The only proven treatment for POAG is lowering IOP. There is now substantial evidence from randomized trials that lowering IOP reduces the risk of progression of POAG. IOP may be lowered by medical therapy (topical and systemic), laser therapy and surgical procedures. There is no strong evidence supporting which of medical, laser or surgical therapy should be given initially. For example, the CIGTS (Collaborative Initial Glaucoma Treatment Study) showed no significant difference in outcome between patients randomized to either medical therapy or trabeculectomy. Commonly, patients are started on medical therapy with possible adjunctive laser therapy, and only if these measures fail is surgery considered.
Topical therapy includes:
- Alpha-agonists (apraclonidine, brimonidine)
- Beta-blockers (timolol, betaxolol, carteolol, levobunolol,etc.)
- Carbonic anhydrase inhibitors (brinzolamide, dorzolamide)
- Miotics (pilocarpine,etc.)
- Prostaglandins (latanoprost, bimatoprost, travoprost, etc.)

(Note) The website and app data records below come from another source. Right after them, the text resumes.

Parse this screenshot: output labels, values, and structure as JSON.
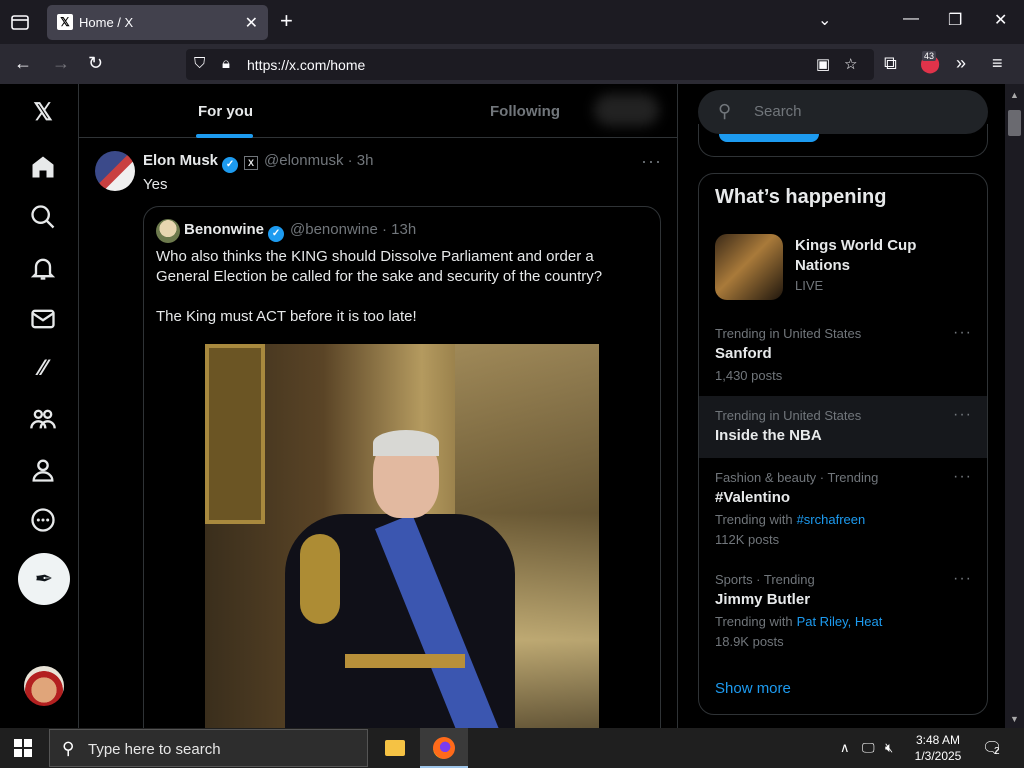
{
  "browser": {
    "tab_title": "Home / X",
    "url": "https://x.com/home",
    "extension_badge": "43"
  },
  "feed": {
    "tabs": [
      {
        "label": "For you",
        "active": true
      },
      {
        "label": "Following",
        "active": false
      }
    ]
  },
  "post": {
    "author_name": "Elon Musk",
    "affiliation_mark": "X",
    "meta": "@elonmusk · 3h",
    "text": "Yes",
    "more": "···",
    "quote": {
      "author_name": "Benonwine",
      "meta": "@benonwine · 13h",
      "text_1": "Who also thinks the KING should Dissolve Parliament and order a General Election be called for the sake and security of the country?",
      "text_2": "The King must ACT before it is too late!"
    }
  },
  "sidebar": {
    "search_placeholder": "Search",
    "whats_happening": "What’s happening",
    "featured": {
      "title": "Kings World Cup Nations",
      "status": "LIVE"
    },
    "trends": [
      {
        "meta": "Trending in United States",
        "name": "Sanford",
        "count": "1,430 posts"
      },
      {
        "meta": "Trending in United States",
        "name": "Inside the NBA"
      },
      {
        "meta": "Fashion & beauty · Trending",
        "name": "#Valentino",
        "with_label": "Trending with",
        "with_link": "#srchafreen",
        "count": "112K posts"
      },
      {
        "meta": "Sports · Trending",
        "name": "Jimmy Butler",
        "with_label": "Trending with",
        "with_link": "Pat Riley, Heat",
        "count": "18.9K posts"
      }
    ],
    "show_more": "Show more"
  },
  "taskbar": {
    "search_placeholder": "Type here to search",
    "time": "3:48 AM",
    "date": "1/3/2025",
    "notifications": "2"
  },
  "colors": {
    "accent": "#1d9bf0",
    "background": "#000000",
    "border": "#2f3336",
    "muted": "#71767b"
  }
}
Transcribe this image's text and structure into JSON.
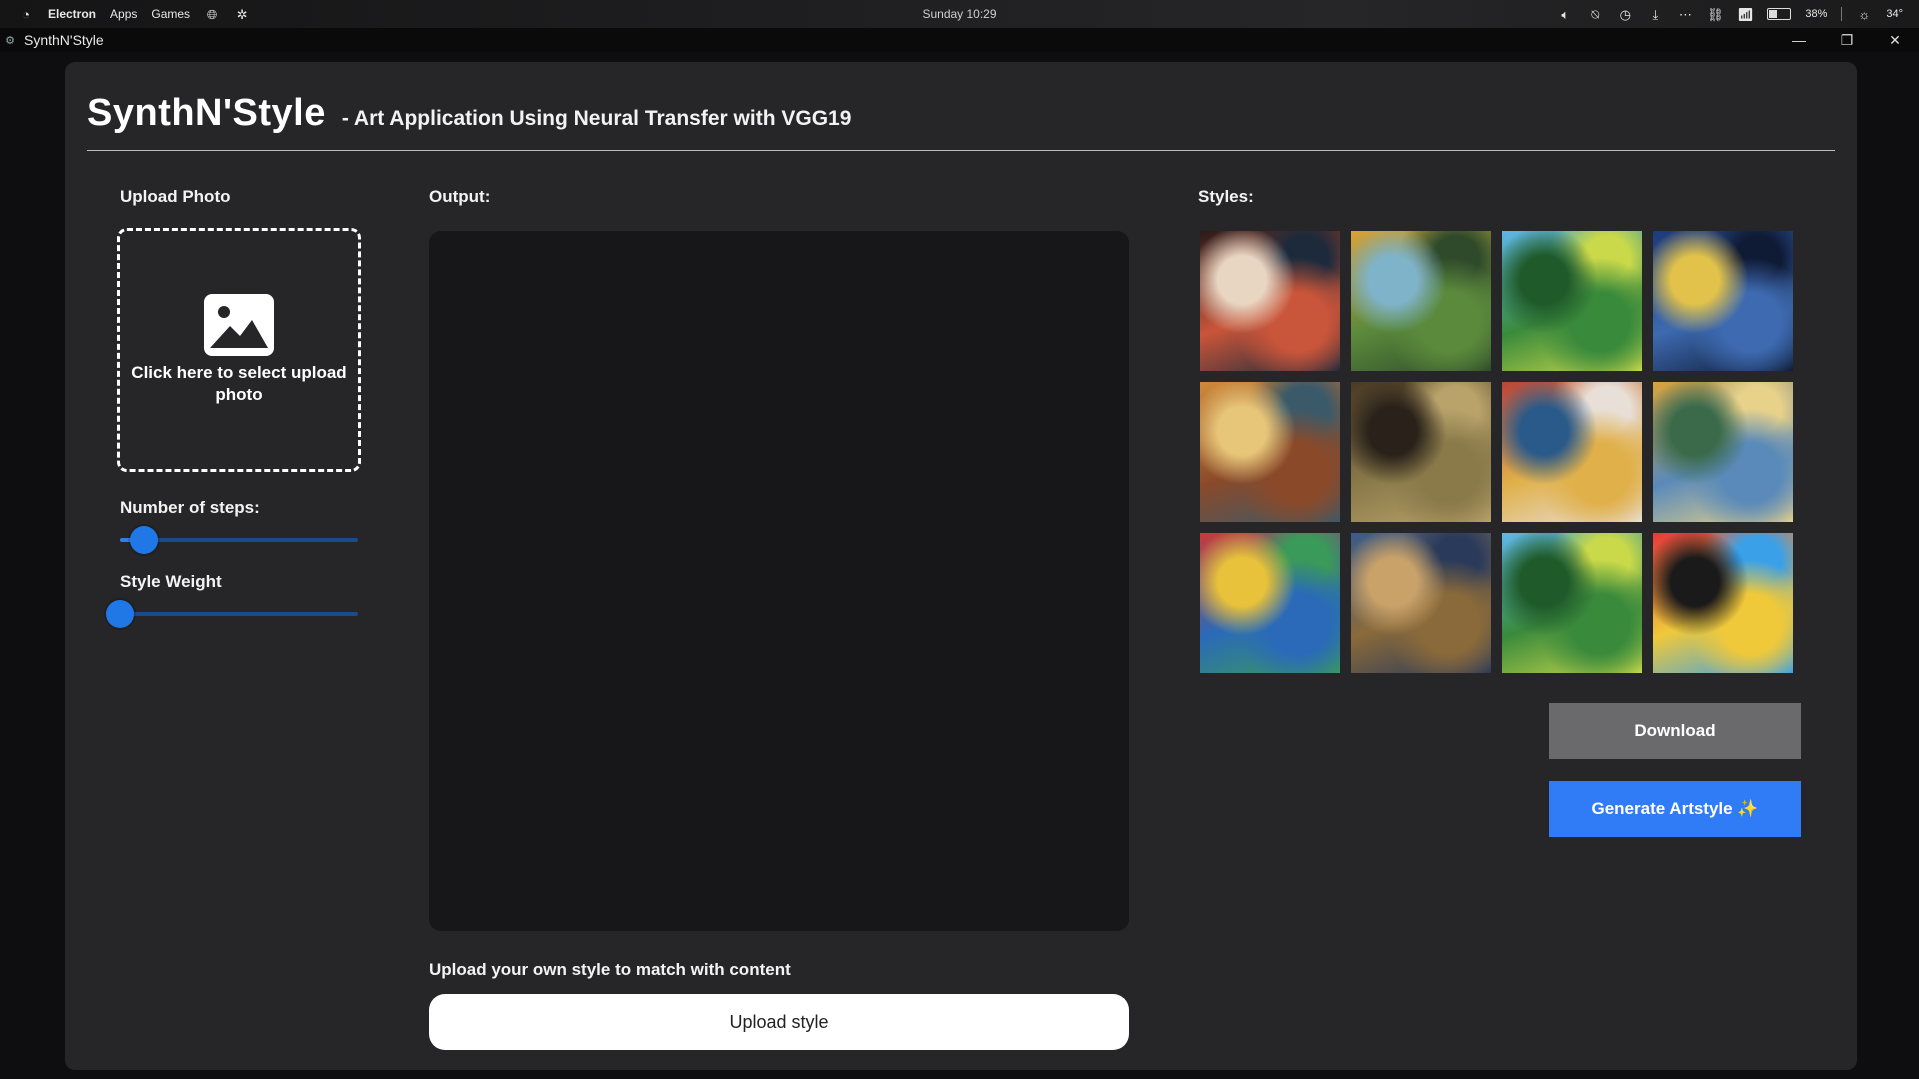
{
  "os_bar": {
    "app_name": "Electron",
    "menu_apps": "Apps",
    "menu_games": "Games",
    "clock": "Sunday 10:29",
    "battery": "38%",
    "weather": "34°"
  },
  "window": {
    "title": "SynthN'Style",
    "minimize": "—",
    "maximize": "❐",
    "close": "✕"
  },
  "header": {
    "brand": "SynthN'Style",
    "subtitle": "- Art Application Using Neural Transfer with VGG19"
  },
  "left_panel": {
    "upload_label": "Upload Photo",
    "upload_prompt": "Click here to select upload photo",
    "steps_label": "Number of steps:",
    "steps_value": 0.1,
    "style_weight_label": "Style Weight",
    "style_weight_value": 0.0
  },
  "center_panel": {
    "output_label": "Output:",
    "upload_style_prompt": "Upload your own style to match with content",
    "upload_style_button": "Upload style"
  },
  "right_panel": {
    "styles_label": "Styles:",
    "styles": [
      {
        "name": "anime-floral-girl",
        "colors": [
          "#2b1a1a",
          "#c9553a",
          "#e9d6c2",
          "#1d2a3b"
        ]
      },
      {
        "name": "fantasy-castle-landscape",
        "colors": [
          "#d9a23a",
          "#5b8a3c",
          "#7fb3c9",
          "#2f4a2a"
        ]
      },
      {
        "name": "green-hills-landscape",
        "colors": [
          "#5fb6e8",
          "#3a8a3c",
          "#1f5a2a",
          "#c9d94a"
        ]
      },
      {
        "name": "starry-night",
        "colors": [
          "#1d3a7a",
          "#3d6ab0",
          "#e2c24a",
          "#0f1a35"
        ]
      },
      {
        "name": "city-street-painting",
        "colors": [
          "#d08a3a",
          "#8a4a2a",
          "#e7c67a",
          "#3a5a6a"
        ]
      },
      {
        "name": "mona-lisa",
        "colors": [
          "#4a3a24",
          "#8a7a4a",
          "#2a221a",
          "#b9a36a"
        ]
      },
      {
        "name": "cubist-portrait",
        "colors": [
          "#b9443a",
          "#e0b04a",
          "#2a5a8a",
          "#e8e0d8"
        ]
      },
      {
        "name": "van-gogh-bedroom",
        "colors": [
          "#d9a23a",
          "#5a8ab9",
          "#3a6a4a",
          "#e8d28a"
        ]
      },
      {
        "name": "abstract-face",
        "colors": [
          "#c93a3a",
          "#2a6ab9",
          "#e8c23a",
          "#3a9a5a"
        ]
      },
      {
        "name": "van-gogh-self-portrait",
        "colors": [
          "#3a5a8a",
          "#8a6a3a",
          "#c9a26a",
          "#2a3a5a"
        ]
      },
      {
        "name": "green-hills-landscape-2",
        "colors": [
          "#5fb6e8",
          "#3a8a3c",
          "#1f5a2a",
          "#c9d94a"
        ]
      },
      {
        "name": "pop-art-woman",
        "colors": [
          "#e83a3a",
          "#f0c93a",
          "#1a1a1a",
          "#3aa0e8"
        ]
      }
    ],
    "download_button": "Download",
    "generate_button": "Generate Artstyle ✨"
  }
}
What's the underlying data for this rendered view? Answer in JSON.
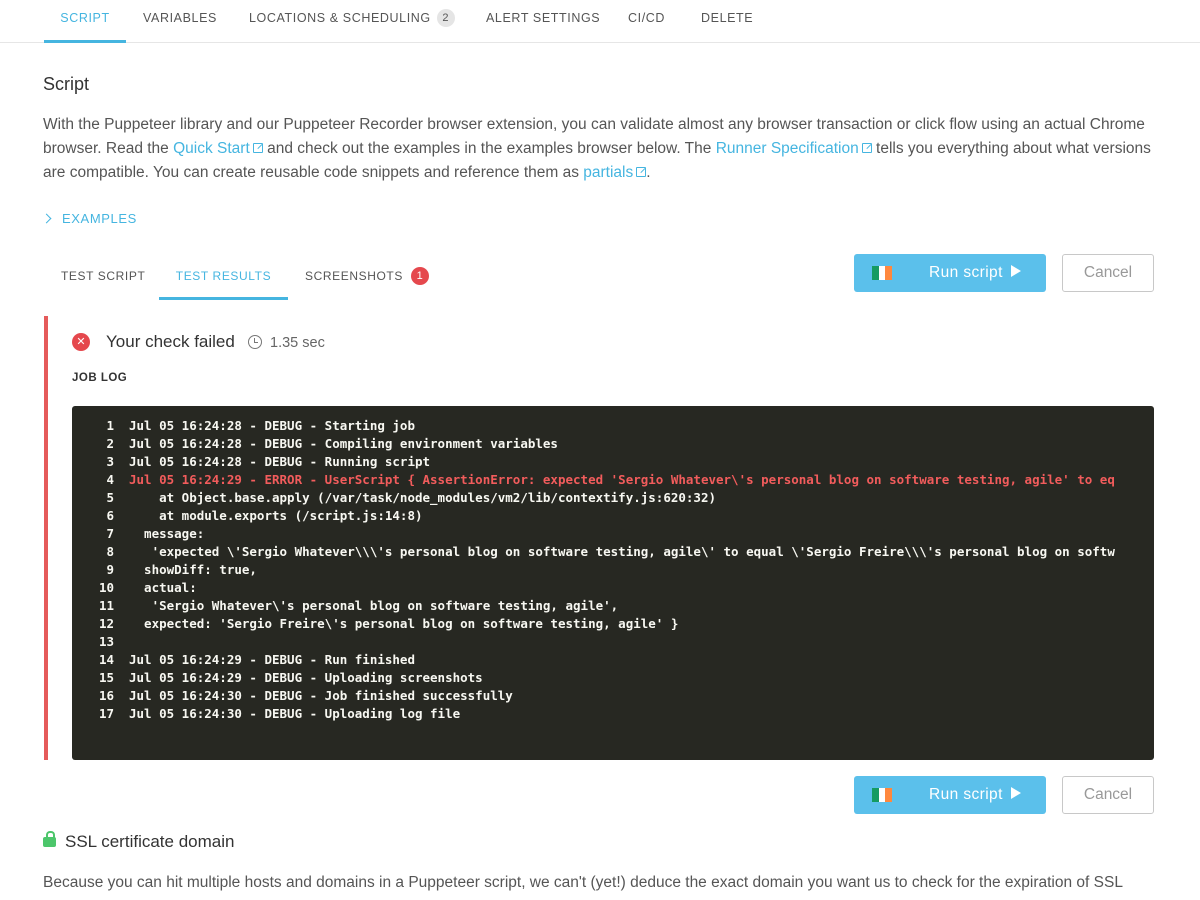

The most efficacious class of drops is the prostaglandin analogues. They are also the most convenient drops with once nightly dosage. Side effects are mainly local and include hyperemia, lengthening of lashes, darkening of iris color and peri-ocular skin pigmentation. These are reversible on stopping the medication.
The best locally tolerated drops are the beta-blockers, with very few patients experiencing ocular discomfort or redness. However, non-selective beta blockers are contraindicated in patients with respiratory diseases and some cardiac conditions.
Typical first line therapies are prostaglandin analogues and beta-blockers. Prostaglandin analogues are more efficacious and have less systemic side effects. Beta-blockers may be preferred in younger patients’ due to less local side effects, or in unilateral glaucoma to avoid cosmetically undesirable asymmetrical side-effects (such as lash growth).